Use of forbs in revegetation projects in the Great Basin is limited due to high seed cost and insufficient understanding of their germination and establishment requirements. We tested the effects of seeding depth from 0 to 25.4 mm (1 in) on emergence and survival in clay and sandy loam soils of 5 ecologically important forbs. Significantly less emergence occurred of gooseberry-leaf globemallow (Sphaeralcea grossulariifolia (Hook. &.

Wolf survival and population trend using non-invasive capture-recapture techniques in the Western Alps

Publications Posted on: September 21, 2009
Population abundance and related parameters need to be assessed to implement effective wildlife management. These essential parameters are often very hard to obtain for rare, wide-ranging and elusive species, particularly those listed as endangered or threatened (IUCN 2001).

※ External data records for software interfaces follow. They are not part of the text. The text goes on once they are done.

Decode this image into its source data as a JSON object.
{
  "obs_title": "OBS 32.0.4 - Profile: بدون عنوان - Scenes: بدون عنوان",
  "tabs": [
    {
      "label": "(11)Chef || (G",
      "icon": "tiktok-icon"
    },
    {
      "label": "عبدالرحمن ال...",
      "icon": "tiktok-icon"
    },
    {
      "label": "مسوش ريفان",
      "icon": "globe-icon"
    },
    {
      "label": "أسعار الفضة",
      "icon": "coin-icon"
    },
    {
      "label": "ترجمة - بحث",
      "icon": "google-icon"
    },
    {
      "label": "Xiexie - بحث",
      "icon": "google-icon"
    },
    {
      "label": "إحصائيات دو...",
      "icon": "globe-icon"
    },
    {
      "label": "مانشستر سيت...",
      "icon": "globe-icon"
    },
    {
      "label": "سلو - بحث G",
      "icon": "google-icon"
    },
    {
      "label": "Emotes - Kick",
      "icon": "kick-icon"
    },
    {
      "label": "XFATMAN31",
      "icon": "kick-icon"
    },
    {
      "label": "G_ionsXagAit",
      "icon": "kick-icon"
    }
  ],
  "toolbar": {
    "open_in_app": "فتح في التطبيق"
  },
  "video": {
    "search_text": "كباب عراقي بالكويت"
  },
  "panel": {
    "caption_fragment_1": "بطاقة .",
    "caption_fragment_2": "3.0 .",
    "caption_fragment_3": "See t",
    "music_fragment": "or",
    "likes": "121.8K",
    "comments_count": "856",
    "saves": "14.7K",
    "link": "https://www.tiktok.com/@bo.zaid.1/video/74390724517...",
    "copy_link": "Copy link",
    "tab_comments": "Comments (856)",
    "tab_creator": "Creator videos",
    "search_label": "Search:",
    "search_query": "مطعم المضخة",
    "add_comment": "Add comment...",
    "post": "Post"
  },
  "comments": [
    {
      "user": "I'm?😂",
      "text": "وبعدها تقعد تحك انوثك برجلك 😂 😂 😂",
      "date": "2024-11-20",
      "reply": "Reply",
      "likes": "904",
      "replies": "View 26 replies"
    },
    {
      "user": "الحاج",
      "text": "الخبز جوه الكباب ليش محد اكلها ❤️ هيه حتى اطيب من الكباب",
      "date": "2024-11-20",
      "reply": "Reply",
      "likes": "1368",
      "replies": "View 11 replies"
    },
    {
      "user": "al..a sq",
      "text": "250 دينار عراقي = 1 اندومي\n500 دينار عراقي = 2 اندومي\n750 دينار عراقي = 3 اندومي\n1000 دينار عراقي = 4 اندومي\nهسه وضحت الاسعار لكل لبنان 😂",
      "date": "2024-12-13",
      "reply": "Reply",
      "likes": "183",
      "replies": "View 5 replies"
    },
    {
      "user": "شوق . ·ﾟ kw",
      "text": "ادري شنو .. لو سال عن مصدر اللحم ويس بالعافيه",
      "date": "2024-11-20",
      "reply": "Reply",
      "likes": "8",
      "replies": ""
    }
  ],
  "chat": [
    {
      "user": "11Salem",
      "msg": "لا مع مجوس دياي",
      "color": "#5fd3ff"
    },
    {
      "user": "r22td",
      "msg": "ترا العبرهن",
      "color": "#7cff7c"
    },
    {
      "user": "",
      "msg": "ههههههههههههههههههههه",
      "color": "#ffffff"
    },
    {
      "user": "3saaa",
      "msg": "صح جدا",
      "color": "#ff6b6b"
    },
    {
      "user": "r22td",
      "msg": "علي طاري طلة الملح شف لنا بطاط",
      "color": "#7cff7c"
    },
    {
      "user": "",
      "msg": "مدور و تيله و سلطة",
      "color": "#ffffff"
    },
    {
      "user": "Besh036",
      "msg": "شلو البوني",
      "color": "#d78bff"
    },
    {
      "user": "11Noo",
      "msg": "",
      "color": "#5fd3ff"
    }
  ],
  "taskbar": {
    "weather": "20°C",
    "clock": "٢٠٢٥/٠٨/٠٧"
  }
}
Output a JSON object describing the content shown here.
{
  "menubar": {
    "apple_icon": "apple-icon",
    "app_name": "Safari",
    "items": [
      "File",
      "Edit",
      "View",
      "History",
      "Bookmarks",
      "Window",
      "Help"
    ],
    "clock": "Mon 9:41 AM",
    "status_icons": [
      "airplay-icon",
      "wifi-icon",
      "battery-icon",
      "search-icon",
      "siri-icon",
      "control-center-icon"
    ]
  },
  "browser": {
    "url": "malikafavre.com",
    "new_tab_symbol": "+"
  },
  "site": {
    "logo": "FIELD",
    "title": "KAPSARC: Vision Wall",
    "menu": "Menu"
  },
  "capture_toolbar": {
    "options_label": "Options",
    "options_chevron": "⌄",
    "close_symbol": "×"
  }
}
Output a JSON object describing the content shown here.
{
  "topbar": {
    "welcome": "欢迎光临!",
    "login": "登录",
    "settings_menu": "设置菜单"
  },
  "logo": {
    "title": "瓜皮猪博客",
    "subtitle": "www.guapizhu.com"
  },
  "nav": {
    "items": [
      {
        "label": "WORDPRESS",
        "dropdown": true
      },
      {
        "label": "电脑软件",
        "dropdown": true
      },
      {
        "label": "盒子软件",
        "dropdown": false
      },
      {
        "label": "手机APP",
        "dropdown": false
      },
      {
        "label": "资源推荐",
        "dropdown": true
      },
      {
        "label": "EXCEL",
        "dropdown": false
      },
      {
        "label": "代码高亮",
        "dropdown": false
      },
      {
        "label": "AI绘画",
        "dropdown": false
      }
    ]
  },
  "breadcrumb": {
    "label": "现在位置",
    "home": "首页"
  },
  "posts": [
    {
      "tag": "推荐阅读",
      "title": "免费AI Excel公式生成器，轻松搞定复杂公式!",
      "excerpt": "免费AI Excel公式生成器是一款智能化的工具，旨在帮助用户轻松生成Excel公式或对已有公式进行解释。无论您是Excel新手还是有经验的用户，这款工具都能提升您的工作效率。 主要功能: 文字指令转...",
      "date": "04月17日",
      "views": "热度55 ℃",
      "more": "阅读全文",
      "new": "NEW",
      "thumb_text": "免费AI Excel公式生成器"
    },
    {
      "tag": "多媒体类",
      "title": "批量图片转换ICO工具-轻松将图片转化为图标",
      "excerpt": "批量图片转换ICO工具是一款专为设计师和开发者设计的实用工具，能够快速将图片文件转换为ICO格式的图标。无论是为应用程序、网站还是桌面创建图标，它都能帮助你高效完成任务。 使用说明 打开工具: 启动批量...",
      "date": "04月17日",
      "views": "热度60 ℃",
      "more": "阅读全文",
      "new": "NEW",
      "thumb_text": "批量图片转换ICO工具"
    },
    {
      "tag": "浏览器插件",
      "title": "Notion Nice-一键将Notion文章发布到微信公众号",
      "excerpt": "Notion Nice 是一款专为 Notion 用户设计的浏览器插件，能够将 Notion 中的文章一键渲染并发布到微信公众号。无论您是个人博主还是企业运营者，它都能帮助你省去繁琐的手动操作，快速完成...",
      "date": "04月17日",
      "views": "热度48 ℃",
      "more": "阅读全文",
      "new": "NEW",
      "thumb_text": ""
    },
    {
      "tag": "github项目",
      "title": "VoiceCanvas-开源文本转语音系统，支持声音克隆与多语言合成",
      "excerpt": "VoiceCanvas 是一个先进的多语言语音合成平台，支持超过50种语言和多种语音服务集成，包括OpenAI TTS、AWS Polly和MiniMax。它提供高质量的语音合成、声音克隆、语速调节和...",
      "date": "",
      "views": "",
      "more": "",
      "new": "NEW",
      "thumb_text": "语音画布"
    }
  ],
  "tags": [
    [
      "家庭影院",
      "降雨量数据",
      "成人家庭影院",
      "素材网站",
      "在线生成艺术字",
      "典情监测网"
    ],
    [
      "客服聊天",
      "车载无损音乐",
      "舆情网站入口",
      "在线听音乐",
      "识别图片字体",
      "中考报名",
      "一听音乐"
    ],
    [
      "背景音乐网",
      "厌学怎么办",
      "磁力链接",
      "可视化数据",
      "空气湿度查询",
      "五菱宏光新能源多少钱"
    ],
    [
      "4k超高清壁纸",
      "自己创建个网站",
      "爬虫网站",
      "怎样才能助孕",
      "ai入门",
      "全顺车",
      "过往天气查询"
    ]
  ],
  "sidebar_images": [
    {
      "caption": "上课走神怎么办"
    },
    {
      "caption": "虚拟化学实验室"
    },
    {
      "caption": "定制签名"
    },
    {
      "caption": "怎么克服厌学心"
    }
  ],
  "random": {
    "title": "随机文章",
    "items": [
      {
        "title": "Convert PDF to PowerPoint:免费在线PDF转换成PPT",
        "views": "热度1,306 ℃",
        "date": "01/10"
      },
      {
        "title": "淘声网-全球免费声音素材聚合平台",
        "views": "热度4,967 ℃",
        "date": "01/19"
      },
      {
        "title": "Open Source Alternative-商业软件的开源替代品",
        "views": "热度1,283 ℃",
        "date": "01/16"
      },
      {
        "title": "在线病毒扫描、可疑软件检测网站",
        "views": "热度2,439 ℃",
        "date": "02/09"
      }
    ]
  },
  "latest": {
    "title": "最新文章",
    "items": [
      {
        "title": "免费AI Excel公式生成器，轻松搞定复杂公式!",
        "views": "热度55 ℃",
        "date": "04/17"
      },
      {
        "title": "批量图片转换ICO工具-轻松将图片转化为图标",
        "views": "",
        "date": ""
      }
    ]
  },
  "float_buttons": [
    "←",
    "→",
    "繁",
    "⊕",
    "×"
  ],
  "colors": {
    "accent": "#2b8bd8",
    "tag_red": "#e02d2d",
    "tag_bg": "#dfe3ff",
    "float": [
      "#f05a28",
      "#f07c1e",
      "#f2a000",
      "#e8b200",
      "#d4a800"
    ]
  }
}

Merriam's turkey poult survival in the Black Hills, South Dakota

Publications Posted on: August 12, 2009
We investigated poult survival from hatching to 4 wks of age for Merriam's wild turkey (Meleagris gallopavo merriami) poults in the southern Black Hills, South Dakota. We estimated survival from 841 poults reared by 57 radio-marked wild turkeys (n = 52 adult females, n = 5 yearling females). Survival of poults to 4 wks posthatch averaged 33 percent with 54 percent of the mortality occurring in the first 7 days after hatching.

Cerulean warbler reproduction, survival, and models of population decline

Publications Posted on: September 15, 2008
We present and compare demographic data for cerulean warblers (Dendroica cerulea) from 5 study sites across the range of the species from 1992 to 2006. We conducted field studies to collect data on daily nest survival, nest success, and young fledged per successful nest, and we used data to estimate fecundity. Daily nest survival, nest success, young fledged, and fecundity varied widely across the cerulean range and among years.